[AVAILABLE DATA Boundary: Start]

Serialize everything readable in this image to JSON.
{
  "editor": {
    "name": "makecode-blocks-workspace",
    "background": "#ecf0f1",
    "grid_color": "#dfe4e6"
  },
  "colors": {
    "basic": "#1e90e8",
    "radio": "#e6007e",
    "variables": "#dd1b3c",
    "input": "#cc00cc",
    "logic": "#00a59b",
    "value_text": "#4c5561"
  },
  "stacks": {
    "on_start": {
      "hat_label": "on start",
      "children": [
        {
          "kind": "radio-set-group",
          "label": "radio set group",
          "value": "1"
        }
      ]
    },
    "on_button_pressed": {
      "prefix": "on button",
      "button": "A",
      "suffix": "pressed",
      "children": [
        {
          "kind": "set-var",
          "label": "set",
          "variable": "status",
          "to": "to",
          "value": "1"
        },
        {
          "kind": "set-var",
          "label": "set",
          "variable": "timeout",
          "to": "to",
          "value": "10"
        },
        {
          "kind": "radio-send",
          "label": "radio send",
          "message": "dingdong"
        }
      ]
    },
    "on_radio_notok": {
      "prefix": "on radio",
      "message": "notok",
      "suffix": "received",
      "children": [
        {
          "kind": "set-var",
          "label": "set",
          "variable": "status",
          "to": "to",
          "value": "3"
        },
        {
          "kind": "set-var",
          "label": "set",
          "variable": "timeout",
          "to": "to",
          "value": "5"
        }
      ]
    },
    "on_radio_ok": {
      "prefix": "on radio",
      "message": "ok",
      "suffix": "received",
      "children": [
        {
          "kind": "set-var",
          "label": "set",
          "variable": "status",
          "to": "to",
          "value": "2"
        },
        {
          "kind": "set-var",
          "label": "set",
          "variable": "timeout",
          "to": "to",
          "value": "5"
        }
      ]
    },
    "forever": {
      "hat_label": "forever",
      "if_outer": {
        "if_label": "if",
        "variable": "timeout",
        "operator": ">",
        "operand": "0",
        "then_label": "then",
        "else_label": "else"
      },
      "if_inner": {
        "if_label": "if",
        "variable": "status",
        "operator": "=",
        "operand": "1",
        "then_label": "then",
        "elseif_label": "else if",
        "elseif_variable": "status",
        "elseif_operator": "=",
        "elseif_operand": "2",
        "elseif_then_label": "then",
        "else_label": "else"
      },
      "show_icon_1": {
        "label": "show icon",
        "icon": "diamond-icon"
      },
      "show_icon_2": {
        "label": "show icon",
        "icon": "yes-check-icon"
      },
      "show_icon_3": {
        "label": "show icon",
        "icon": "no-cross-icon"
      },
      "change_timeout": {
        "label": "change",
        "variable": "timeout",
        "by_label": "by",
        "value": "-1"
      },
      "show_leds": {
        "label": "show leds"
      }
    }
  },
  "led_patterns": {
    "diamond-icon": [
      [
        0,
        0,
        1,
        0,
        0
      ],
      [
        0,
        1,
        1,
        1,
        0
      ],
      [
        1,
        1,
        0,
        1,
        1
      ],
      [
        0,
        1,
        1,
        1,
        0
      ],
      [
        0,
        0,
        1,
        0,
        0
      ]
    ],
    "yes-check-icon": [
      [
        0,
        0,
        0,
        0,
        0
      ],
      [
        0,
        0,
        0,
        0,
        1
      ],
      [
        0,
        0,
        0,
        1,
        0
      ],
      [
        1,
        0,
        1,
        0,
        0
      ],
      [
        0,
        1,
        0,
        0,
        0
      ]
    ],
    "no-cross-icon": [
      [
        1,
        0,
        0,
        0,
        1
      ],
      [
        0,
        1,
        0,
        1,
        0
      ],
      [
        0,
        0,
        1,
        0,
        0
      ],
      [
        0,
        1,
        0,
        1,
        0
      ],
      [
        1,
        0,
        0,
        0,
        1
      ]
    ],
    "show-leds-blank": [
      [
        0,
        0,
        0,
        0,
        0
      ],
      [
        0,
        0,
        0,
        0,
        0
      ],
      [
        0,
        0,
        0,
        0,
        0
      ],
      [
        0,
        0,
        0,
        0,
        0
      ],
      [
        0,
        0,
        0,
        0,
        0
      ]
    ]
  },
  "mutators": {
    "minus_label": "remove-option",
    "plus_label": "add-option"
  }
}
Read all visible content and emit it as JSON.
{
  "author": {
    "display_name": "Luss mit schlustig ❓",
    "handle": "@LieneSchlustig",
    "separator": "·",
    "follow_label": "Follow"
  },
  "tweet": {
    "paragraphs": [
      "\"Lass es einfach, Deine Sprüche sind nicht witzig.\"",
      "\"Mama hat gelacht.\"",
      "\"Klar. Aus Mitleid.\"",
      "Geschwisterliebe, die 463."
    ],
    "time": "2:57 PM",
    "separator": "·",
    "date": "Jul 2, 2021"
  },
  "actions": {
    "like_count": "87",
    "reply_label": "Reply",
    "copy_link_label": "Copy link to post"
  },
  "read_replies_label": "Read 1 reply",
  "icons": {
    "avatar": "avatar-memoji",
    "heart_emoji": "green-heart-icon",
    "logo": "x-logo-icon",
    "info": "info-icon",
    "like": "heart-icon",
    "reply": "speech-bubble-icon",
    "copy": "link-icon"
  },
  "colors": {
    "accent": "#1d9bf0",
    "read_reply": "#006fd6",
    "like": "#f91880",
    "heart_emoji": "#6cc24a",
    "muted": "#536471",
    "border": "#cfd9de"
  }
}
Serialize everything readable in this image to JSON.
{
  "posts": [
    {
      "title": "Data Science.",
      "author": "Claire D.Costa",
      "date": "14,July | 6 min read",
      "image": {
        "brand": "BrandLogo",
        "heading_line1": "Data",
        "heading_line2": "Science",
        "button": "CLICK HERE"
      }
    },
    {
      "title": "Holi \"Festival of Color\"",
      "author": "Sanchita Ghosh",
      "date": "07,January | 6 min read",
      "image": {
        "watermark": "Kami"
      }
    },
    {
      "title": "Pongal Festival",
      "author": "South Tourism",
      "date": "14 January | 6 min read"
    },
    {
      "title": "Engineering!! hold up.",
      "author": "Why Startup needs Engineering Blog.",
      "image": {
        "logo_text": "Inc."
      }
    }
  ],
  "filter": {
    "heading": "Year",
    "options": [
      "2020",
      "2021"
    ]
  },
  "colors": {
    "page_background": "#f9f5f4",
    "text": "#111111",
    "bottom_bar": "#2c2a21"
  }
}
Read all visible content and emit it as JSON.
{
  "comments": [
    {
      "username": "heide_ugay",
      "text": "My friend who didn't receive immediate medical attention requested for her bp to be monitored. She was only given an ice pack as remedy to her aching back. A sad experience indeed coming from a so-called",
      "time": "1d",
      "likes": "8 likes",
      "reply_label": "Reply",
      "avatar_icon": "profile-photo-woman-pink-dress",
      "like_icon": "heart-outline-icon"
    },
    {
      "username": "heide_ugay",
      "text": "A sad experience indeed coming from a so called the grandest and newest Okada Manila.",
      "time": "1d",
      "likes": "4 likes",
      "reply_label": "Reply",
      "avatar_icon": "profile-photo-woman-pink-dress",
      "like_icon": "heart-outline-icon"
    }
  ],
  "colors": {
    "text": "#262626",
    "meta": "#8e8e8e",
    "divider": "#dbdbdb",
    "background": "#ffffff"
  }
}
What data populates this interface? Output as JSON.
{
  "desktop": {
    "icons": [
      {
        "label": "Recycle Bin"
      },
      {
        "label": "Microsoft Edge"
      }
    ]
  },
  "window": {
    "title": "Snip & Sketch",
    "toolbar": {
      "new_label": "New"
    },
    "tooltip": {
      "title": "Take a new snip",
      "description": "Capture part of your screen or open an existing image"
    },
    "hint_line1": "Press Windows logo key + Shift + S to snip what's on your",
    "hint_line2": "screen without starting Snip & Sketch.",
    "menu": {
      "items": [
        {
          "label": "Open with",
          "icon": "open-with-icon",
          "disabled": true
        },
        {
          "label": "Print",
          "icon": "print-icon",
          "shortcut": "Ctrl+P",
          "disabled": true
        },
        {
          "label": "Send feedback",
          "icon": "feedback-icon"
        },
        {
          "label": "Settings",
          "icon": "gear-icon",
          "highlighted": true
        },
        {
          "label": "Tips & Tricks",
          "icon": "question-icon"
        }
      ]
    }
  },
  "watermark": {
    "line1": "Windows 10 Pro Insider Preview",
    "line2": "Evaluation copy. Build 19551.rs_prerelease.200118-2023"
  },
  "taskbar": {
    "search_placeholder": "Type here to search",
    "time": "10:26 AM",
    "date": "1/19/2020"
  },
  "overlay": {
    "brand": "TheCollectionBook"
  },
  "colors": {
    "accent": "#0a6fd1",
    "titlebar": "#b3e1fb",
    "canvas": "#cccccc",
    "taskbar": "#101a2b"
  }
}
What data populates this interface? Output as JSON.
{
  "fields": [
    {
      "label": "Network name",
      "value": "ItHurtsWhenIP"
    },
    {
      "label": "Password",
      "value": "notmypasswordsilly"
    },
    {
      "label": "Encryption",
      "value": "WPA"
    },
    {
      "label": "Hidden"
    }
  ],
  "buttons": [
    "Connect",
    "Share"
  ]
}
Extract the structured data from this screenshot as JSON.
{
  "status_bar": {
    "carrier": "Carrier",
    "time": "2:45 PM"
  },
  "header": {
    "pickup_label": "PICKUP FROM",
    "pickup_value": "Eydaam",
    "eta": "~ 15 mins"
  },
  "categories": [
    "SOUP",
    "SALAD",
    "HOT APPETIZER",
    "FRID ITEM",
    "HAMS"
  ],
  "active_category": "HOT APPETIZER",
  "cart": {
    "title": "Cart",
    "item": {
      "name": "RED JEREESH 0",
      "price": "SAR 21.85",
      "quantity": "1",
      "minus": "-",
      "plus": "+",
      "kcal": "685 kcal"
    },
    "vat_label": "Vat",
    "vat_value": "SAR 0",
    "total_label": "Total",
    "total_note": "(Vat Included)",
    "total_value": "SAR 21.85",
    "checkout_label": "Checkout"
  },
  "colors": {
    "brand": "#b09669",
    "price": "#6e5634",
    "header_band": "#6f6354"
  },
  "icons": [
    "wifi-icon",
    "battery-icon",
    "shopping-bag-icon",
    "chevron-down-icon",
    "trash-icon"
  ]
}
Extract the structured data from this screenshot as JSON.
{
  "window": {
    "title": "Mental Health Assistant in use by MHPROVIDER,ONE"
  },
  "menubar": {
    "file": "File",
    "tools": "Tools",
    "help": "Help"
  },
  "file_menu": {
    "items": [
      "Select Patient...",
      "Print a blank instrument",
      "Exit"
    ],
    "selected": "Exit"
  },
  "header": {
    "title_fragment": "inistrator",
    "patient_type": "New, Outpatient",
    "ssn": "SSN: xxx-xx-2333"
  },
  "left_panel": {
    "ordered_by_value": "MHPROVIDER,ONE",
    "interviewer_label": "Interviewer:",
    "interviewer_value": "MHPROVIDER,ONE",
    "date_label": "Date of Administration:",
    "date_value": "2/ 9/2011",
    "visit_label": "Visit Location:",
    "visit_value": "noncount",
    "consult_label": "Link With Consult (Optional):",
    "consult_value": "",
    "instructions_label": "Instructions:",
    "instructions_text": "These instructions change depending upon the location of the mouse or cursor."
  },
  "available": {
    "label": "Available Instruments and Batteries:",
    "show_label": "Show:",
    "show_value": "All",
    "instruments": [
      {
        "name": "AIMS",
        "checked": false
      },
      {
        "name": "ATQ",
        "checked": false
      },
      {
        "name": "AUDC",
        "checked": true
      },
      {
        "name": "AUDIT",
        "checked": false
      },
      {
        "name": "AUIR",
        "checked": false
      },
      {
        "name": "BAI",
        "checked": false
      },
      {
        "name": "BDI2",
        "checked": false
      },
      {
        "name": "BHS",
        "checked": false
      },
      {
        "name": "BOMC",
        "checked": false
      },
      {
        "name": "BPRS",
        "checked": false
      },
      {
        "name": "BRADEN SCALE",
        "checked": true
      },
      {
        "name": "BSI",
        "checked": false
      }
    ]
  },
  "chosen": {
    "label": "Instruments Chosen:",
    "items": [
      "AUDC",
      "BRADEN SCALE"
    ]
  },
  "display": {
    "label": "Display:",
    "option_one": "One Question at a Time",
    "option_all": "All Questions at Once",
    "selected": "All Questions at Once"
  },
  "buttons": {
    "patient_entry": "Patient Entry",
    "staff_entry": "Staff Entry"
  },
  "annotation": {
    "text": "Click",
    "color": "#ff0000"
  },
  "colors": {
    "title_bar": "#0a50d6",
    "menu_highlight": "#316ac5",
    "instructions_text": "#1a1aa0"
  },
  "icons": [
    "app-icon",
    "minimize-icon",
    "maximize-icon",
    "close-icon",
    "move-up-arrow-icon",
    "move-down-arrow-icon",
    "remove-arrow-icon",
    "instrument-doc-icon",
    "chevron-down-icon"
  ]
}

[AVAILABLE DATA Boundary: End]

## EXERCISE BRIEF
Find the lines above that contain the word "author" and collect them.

## TASK SOLUTION
  "author": {
      "author": "Claire D.Costa",
      "author": "Sanchita Ghosh",
      "author": "South Tourism",
      "author": "Why Startup needs Engineering Blog.",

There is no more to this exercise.